Su-pung-er & his uncle found what Too-koo-li-too says are many graves of the Kob-lu-nas not far from the place just described. From the description of Su-pung-er, as given to-day with Rae’s map before us, he & uncle saw a great pile of clothing further N. on King Williams Land than the graves – & at  The large tent seen, & the flat stones convering something that they sought to get but couldn’t was above that is N. of the big or long bay wh is south of Ross’s “Point Victory”. They saw very many rein-deer in various parts of King Williams Land except at the extreme N. point of it. There game was very scarce & for this reason could not prolong their search along down the W. side of the Island as far as they desired.

The land very low & sandy at the Northern part of the island & down as far as they followed the coast on W. side wh. was to Back’s Bay. The ice very heavy & very much broken wherever they could see when to the westward & northward at the upper part of the island while at the same time the channel bet[ween] King Williams Land & Boothia was clear of ice. No water to be seen at all on the N & W sides – all ice there. No Innuits live that side – saw no Musk oxen.” (Interview with Supunger Friday, May 4th, 1866).

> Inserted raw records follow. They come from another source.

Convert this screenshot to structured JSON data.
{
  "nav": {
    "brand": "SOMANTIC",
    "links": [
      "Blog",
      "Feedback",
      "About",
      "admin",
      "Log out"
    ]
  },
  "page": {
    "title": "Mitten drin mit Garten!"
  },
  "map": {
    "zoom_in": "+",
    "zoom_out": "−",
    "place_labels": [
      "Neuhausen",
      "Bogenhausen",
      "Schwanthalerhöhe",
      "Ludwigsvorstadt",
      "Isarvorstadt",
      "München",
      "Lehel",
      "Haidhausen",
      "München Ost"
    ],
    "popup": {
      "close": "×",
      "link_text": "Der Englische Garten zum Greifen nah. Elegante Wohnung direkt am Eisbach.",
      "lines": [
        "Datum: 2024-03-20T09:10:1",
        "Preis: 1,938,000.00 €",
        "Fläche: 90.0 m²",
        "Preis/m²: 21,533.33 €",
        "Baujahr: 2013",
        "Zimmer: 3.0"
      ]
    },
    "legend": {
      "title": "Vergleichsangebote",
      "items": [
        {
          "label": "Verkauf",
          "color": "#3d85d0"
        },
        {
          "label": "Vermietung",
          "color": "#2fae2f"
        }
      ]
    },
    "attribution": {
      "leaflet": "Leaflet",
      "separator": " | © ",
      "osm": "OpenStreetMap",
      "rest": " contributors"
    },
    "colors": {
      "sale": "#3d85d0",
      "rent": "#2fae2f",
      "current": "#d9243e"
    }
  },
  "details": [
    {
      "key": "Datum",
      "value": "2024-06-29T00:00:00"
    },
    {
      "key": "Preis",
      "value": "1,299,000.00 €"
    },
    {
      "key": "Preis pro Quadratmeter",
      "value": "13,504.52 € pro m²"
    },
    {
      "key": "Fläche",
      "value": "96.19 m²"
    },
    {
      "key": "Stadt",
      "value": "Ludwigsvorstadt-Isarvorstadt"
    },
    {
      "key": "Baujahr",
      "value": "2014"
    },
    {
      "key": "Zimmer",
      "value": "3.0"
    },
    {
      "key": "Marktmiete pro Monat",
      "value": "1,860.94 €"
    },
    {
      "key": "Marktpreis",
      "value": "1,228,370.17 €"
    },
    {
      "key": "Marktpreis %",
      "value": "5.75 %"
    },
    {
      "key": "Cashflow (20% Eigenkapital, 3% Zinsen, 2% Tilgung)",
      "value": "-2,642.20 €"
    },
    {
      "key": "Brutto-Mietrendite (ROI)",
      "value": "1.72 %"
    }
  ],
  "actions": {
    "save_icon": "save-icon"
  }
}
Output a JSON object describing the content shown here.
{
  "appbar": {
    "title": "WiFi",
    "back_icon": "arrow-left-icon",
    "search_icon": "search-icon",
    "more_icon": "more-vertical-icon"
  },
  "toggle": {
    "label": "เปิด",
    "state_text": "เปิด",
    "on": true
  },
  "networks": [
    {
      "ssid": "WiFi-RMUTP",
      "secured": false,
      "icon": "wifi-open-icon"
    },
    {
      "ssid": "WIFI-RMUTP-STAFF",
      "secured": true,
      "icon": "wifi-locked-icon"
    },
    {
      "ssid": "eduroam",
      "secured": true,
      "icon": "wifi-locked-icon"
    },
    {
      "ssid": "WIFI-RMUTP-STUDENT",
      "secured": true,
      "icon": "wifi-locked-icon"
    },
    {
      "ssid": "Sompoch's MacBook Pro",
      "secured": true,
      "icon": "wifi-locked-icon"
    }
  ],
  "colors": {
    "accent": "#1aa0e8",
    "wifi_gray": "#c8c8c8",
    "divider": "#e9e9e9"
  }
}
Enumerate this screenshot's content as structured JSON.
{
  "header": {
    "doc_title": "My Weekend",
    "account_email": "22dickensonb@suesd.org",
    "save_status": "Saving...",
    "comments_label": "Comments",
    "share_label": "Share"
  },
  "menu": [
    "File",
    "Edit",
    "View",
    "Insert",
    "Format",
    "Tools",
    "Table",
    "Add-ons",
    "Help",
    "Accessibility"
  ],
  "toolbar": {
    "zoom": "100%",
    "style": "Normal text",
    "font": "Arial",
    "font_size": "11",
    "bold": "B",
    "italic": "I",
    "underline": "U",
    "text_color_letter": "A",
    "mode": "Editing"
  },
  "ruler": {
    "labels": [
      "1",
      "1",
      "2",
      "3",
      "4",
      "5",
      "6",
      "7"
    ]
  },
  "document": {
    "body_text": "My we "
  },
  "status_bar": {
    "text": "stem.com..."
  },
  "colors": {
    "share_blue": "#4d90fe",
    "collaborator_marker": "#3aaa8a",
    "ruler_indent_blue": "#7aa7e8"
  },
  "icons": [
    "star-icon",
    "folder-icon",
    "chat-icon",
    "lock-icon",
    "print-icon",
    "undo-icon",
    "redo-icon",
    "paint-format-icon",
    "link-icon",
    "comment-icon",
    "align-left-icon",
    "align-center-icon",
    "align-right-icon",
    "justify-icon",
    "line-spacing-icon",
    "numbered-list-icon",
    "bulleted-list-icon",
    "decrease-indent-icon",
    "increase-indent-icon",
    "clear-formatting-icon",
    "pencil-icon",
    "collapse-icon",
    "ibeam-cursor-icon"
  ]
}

“They found a hole of the depth from the feet up to the navel & of a length more than a man’s height & wider than the width of a man’s shoulders & this was all nicely walled with flat stones placed on or above another, flatwise.

In this vault they found a clasp knife, a skeleton bone of a man’s leg & a human head (skull). There was much water, mud & sand at the bottom of the vault. The sand had been carried in by the water, as they thought, running in at the hole that had been made by the wild animal on one side of the vault. Near this vault they saw parts of a human skeleton with fragments of clothing on the limbs. There was no head about these skeleton bones & See-pung-er & his uncle concluded that the same wild animal that had made the hole in the vault had taken these skeleton bones out of the vault & dragged them to where he & his uncle saw them.” (Hall Collection, document 58919, 4 June 1866.)


“Su-pung-er has just told us that when he & his uncle were on Ki-ik-tung (as the natives denominate King Williams Land) they saw something that was a great curiosity to them & they could not make out what it was for. From his description of it, Too-koo-li-too suggests that it was a cook stove – it was very heavy & all iron. It had on one side or end a great many small pieces of iron close enough together to make it look something like spears – fish spears. By his language & symbolizing, these pieces of iron can be none other than a grate in the stove for burning hard coal. There were several heavy Oot-koo-seeks (Kettles) with handles on bales … The place where this curiosity (stove) was, was close by the large tu-pik (tent). The tent they found was close by the coast above Back’s Bay, not far from Victory Point as Su-pung-er has shown on the chart that I placed before him.” (Hall Collection, document 58919, 4 June 1866.)